“It’s an interesting phenomenon of the US marketplace that we are lucky enough to have access to a lot of great products, so if you’re going to be spending all this time creating a great product, you want to make sure that the person who is going to be eating it that you deliver on the best product ever [for them],” Gretchko says. “For startups and organics, it’s a major concern. Taste is why people come back, and what you put your product in can be really influential in how it ends up tasting. It makes sense that products change when they’re exposed to air, heat or light.”
A lot of organic products tend to be packaged in carton packaging, which protects them, but also aligns with the image organic products usually want to project.

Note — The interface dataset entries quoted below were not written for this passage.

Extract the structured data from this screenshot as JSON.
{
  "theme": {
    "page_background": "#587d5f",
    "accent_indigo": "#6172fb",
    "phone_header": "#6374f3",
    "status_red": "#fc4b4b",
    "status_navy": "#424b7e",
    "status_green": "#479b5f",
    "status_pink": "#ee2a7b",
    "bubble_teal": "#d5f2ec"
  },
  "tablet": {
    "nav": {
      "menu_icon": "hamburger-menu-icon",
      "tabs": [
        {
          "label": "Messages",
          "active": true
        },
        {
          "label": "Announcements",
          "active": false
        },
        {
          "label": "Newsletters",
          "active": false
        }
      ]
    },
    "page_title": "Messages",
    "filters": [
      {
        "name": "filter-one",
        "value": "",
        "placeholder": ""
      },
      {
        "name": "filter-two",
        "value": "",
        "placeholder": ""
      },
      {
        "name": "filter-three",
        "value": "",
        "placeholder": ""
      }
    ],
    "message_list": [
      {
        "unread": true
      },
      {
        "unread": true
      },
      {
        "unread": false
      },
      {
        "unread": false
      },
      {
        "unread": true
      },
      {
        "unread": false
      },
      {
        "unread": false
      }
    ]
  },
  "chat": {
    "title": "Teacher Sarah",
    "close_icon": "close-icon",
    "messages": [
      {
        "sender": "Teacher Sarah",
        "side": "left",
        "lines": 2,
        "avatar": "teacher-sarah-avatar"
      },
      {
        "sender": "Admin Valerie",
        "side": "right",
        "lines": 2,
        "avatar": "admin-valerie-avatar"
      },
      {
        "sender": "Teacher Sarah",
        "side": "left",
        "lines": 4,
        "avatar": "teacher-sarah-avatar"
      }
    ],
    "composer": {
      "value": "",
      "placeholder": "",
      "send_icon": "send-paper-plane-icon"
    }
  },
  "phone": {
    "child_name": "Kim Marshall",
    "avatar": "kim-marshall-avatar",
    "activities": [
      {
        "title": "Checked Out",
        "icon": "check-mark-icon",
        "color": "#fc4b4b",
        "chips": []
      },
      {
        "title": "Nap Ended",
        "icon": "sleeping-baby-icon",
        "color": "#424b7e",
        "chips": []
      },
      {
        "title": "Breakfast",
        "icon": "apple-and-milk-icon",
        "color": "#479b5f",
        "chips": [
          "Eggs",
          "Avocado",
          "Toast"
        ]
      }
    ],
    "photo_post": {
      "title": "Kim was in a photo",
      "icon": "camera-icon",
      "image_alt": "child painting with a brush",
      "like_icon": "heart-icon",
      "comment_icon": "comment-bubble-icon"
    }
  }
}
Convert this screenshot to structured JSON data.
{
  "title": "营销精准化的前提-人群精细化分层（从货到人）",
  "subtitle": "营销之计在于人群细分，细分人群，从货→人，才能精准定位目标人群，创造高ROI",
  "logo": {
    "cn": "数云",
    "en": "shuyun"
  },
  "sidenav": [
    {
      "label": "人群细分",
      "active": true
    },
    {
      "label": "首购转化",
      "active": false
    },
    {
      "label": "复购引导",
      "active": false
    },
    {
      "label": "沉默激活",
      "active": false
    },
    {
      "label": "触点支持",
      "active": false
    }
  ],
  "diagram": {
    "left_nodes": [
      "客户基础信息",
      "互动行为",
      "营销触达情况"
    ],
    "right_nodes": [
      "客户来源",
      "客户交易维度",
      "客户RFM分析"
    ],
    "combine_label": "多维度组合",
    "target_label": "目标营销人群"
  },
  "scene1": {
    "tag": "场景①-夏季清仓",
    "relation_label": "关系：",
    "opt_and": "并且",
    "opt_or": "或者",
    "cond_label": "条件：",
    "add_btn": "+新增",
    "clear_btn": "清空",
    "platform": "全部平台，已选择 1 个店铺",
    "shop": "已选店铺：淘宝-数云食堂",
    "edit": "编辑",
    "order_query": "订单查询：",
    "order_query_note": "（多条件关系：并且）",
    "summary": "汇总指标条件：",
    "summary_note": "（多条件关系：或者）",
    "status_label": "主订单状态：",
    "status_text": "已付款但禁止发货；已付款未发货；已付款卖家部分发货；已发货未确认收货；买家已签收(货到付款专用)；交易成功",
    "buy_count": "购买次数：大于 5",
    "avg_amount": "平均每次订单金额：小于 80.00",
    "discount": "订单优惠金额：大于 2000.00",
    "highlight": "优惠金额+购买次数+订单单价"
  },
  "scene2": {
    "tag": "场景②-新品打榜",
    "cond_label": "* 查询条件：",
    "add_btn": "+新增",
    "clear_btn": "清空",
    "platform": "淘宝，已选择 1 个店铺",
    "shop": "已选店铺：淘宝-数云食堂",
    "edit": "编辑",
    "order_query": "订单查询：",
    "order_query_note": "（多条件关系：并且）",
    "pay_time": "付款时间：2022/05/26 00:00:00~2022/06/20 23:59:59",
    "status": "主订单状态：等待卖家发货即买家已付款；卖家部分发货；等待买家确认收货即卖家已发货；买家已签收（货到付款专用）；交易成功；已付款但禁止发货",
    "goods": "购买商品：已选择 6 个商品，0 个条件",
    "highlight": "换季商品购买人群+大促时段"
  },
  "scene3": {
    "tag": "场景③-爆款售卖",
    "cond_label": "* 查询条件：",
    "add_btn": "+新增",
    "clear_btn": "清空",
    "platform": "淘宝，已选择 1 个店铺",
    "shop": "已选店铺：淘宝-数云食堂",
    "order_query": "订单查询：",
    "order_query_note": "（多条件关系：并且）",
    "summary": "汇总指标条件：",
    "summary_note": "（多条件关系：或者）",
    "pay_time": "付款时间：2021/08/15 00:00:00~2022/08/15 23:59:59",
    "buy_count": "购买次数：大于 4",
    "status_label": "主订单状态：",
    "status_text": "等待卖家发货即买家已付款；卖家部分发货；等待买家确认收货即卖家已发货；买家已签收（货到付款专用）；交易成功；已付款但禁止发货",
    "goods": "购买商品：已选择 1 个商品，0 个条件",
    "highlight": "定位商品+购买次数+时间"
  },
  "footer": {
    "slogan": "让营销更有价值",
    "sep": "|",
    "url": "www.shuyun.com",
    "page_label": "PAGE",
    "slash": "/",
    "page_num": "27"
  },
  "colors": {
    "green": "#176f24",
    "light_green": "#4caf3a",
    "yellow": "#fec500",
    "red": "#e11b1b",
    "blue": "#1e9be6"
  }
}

“You’re seeing other things that might start going in this direction, such as wine in a carton,” Gretchko says. “Wine is a product that we spend a lot of time putting in a basement, we spend time with our wine because it’s a well-crafted, delicate wonderful product, and packaging that has got barriers for heat and light are great for wine.”
Consumer transparency around recycling
And it all ties back into creating packaging that’s also environmentally friendly. Cartons, like those made by Tetra Pak, represent some of the cleanest and what’s referred to as the best long-fiber remaining in the residential recycling stream.
And, carton recycling is catching on. In 2009, only 18 percent of American households were able to recycle cartons. Today, that number has increased to more than 58 percent. Recycling cartons is now possible in nearly 67.8 million U.S. households.
According to Nielsen, 63 percent of consumers say renewable packaging is a key driver in purchasing decisions.
“It’s like most things, you’re going to have some people who are very much concerned and they are going to make their purchase based on it, and there are some people who don’t care at all,” Gretchko explains. “But just by virtue of the fact of how we recycle now, people are more aware of what’s recyclable and what’s not.”
And the next generation of consumers are all quite aware of recycling. They are more aware of which recycling logos have which stipulations and are more than willing to point it out to their parents.
“The conscience is our kids,” Gretchko says.
Tetra Pak’s carton packaging is made with renewable resources, which means it is something that can be replaced naturally and with the finite number of resources, renewable it resonating with people’s conscious.
For its part the company is trying to move into new sectors and make it easier for companies to choose renewable packaging.
“If you think about beverages, and if you think about things that are portable or on-the-go, it’s about making that experience in carton really an enjoyable experience, the look of it, the mouth feel. It’s a premium experience, because we and our partners have taken time to invest in caps that work really well, and it’s up to the brand to leverage the premium message.”
In the end, it’s all about what makes the most sense for brands and their consumers.
“It’s all part of the value proposition, and a part of that is, ‘Does it make sense?’” Gretchko says. “So brand owners are making decisions about the whole brand, and I think a lot of them are really thinking about all kinds of things that enable a green message.”